• _WHAT TO DO_:
Show every line of the data below that includes the word "Suscribirse".

[Start of Attachment]

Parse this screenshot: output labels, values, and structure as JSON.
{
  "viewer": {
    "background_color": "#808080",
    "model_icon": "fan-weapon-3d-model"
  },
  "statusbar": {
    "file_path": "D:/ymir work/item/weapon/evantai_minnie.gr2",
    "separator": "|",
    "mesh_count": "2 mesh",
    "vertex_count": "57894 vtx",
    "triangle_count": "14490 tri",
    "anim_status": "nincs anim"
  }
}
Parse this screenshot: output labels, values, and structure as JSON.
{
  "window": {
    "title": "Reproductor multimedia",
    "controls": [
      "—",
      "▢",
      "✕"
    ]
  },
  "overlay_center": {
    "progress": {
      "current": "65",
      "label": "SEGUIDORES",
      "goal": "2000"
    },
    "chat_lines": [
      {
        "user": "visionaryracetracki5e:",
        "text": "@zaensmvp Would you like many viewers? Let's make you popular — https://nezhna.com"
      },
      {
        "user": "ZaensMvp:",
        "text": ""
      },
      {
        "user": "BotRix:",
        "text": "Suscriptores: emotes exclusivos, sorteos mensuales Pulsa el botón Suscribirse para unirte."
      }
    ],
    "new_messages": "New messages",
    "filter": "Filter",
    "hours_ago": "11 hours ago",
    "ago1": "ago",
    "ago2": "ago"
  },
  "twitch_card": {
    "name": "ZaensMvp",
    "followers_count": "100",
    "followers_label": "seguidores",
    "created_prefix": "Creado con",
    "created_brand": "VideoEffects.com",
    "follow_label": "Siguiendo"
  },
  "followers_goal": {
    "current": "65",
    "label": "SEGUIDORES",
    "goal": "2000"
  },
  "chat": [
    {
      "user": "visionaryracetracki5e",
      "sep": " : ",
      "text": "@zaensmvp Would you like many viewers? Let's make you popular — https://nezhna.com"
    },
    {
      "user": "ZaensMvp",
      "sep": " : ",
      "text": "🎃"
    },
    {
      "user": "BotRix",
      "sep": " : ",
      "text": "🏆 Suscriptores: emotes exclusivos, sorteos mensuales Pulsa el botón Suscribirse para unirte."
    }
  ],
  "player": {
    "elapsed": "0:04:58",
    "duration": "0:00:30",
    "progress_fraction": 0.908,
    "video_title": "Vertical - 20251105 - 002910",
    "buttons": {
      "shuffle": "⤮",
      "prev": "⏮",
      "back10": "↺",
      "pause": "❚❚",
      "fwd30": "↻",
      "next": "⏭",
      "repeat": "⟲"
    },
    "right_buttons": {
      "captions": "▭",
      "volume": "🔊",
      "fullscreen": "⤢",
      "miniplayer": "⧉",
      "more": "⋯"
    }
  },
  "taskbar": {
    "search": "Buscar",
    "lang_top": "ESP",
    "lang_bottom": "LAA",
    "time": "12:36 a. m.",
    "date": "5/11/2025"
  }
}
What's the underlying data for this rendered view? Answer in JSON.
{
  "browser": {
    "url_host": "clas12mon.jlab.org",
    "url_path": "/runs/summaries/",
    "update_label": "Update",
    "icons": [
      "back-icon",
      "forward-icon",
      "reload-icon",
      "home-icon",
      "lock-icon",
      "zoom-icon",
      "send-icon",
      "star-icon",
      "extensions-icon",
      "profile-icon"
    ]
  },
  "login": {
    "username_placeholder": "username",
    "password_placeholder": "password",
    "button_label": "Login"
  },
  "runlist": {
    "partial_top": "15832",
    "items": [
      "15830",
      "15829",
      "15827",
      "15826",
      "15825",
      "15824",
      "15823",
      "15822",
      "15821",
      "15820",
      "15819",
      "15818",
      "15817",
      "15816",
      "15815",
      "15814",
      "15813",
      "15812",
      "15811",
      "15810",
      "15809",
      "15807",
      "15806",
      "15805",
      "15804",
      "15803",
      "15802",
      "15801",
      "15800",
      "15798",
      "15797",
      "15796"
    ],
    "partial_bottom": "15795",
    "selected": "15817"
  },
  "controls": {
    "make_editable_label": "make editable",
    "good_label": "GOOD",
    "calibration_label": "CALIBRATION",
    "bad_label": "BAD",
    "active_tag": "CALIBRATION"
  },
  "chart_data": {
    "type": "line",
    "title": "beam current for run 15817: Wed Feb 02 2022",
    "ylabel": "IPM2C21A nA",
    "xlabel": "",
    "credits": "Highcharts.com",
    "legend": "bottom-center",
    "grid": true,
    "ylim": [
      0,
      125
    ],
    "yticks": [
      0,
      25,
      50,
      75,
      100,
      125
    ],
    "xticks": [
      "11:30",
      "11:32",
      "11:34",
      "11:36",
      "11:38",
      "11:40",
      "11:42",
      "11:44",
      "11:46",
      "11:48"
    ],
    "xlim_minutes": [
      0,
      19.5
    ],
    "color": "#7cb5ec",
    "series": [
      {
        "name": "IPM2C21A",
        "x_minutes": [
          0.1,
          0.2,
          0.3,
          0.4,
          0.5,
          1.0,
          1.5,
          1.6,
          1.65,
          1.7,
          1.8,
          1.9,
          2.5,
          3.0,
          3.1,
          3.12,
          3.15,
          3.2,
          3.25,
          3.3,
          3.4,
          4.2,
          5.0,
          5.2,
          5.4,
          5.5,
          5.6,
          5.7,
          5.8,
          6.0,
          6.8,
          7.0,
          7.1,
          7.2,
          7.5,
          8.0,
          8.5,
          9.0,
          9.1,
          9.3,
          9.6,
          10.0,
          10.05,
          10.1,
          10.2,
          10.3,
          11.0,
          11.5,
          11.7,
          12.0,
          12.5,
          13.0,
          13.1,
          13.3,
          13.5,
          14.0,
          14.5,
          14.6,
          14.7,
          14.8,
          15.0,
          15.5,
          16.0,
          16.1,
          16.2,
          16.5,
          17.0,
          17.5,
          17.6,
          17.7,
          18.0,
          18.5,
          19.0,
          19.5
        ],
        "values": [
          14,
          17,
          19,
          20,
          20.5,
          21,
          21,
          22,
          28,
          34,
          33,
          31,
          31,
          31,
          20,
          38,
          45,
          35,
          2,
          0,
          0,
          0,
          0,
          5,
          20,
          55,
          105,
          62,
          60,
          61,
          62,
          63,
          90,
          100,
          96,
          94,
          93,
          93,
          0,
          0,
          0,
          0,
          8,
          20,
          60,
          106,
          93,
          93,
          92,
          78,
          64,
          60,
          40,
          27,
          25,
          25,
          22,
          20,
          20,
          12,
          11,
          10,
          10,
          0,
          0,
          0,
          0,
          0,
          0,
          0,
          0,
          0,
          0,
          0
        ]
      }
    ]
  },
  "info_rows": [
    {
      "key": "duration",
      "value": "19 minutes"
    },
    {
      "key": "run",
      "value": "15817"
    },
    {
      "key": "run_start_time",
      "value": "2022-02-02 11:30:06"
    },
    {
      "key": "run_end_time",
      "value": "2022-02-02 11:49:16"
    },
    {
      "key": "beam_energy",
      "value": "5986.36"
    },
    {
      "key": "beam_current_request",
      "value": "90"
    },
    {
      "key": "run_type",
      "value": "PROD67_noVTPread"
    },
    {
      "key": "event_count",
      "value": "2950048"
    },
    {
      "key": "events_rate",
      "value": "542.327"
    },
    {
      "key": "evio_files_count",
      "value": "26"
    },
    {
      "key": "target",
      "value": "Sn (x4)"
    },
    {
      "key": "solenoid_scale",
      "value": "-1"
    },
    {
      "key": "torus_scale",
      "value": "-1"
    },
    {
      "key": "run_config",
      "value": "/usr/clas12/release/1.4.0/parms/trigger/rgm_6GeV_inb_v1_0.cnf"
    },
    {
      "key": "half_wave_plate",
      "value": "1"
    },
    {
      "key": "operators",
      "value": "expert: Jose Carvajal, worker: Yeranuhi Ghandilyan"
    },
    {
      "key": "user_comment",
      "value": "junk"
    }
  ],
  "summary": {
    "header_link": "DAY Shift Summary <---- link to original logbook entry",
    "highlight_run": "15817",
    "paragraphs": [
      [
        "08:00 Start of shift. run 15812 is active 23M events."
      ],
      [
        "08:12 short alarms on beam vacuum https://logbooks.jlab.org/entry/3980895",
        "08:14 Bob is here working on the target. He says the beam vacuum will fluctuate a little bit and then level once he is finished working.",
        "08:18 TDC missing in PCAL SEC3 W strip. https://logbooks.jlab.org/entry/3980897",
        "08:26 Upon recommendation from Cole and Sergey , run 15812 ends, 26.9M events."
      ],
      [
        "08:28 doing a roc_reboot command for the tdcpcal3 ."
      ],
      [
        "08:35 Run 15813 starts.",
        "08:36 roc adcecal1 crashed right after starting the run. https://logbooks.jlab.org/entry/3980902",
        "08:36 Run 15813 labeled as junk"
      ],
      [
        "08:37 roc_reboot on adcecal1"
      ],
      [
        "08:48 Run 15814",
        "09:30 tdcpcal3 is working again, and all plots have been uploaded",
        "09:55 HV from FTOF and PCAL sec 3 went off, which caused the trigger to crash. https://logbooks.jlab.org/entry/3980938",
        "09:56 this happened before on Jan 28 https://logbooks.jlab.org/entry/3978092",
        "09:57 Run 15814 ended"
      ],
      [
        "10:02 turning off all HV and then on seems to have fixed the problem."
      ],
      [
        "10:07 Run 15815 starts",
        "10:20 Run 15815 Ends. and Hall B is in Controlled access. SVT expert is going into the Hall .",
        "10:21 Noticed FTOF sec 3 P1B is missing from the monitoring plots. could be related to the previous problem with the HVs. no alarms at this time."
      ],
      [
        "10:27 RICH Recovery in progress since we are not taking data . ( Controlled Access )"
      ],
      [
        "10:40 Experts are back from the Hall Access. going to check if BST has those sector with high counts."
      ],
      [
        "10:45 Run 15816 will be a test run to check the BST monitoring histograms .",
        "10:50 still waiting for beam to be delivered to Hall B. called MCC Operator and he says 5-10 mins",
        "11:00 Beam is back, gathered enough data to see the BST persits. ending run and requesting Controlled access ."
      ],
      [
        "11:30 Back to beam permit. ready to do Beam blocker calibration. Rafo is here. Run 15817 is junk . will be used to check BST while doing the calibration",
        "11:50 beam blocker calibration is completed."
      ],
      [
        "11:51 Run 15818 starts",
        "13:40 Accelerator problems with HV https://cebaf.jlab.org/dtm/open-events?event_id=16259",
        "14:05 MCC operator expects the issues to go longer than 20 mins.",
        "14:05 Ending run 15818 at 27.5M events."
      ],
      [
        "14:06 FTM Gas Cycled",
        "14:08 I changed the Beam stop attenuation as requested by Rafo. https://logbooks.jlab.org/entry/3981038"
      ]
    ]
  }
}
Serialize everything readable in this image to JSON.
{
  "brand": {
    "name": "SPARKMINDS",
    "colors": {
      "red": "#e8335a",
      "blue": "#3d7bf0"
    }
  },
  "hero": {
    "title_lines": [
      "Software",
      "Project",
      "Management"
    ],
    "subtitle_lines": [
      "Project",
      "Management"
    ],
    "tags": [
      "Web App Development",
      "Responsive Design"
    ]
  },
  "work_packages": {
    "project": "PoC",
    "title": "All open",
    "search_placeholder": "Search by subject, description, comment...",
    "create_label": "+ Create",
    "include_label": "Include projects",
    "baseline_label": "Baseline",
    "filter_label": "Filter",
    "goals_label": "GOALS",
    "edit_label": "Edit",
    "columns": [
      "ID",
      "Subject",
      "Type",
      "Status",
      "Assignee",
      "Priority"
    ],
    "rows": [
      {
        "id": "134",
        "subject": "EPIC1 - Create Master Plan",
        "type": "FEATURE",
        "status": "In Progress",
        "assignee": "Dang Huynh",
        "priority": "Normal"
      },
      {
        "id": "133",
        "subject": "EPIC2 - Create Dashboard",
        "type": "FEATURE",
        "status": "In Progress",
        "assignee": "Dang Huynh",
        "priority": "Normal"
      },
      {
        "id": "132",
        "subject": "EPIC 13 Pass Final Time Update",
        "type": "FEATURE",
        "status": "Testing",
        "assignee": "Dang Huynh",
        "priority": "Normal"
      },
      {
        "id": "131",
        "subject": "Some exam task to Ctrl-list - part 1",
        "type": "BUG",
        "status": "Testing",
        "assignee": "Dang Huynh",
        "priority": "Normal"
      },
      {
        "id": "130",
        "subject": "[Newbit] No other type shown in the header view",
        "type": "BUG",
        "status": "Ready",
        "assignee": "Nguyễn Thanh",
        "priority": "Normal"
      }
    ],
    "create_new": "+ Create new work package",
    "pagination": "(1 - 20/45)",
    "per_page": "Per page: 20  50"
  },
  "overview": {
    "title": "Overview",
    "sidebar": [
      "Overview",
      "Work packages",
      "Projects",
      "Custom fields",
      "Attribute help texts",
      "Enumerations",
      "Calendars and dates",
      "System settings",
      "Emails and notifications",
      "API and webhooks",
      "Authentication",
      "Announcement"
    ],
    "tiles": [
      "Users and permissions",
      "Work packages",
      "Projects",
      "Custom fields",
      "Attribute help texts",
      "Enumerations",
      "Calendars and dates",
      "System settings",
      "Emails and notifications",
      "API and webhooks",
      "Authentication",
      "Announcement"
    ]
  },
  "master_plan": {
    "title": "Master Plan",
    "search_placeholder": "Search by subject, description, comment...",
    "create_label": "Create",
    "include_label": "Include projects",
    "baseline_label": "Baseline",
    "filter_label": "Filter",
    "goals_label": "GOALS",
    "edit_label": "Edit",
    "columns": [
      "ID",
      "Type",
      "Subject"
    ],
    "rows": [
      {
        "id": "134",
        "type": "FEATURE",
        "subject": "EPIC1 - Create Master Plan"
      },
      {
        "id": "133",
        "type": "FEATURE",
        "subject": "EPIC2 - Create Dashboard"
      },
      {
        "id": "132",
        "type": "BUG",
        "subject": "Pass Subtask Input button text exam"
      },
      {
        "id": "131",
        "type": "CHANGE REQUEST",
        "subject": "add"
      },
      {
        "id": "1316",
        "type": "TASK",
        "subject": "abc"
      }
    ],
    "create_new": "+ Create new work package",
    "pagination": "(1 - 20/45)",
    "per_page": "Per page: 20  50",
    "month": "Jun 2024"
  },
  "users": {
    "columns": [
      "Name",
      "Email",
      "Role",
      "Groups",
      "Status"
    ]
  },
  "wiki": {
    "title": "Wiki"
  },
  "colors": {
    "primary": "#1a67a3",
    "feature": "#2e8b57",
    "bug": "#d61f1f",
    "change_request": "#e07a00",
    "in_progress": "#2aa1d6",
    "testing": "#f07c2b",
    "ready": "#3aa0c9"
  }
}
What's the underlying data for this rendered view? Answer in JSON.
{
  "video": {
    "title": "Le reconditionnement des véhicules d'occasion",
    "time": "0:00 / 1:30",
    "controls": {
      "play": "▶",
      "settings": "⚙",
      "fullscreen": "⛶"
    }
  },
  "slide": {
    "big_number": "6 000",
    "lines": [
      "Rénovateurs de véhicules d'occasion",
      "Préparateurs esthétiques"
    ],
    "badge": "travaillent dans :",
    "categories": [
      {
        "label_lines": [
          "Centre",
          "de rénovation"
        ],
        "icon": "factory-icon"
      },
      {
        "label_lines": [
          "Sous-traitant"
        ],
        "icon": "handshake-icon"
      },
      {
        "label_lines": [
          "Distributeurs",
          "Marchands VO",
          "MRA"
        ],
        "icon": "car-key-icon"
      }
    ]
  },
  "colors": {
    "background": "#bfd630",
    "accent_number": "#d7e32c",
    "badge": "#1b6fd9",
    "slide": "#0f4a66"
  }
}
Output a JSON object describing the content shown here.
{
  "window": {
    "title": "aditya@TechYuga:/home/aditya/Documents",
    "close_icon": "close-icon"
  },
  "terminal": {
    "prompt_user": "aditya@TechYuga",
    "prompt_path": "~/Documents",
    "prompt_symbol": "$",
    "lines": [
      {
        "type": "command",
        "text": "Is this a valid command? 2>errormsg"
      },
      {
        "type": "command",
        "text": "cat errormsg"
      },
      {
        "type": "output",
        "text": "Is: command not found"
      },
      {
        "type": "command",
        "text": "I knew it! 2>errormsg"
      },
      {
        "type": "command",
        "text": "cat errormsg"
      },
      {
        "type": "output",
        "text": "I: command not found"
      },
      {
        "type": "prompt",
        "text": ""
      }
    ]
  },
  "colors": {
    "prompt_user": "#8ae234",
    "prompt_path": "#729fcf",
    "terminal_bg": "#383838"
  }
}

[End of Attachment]

• _ANSWER SECTION_:
        "text": "Suscriptores: emotes exclusivos, sorteos mensuales Pulsa el botón Suscribirse para unirte."
      "text": "🏆 Suscriptores: emotes exclusivos, sorteos mensuales Pulsa el botón Suscribirse para unirte."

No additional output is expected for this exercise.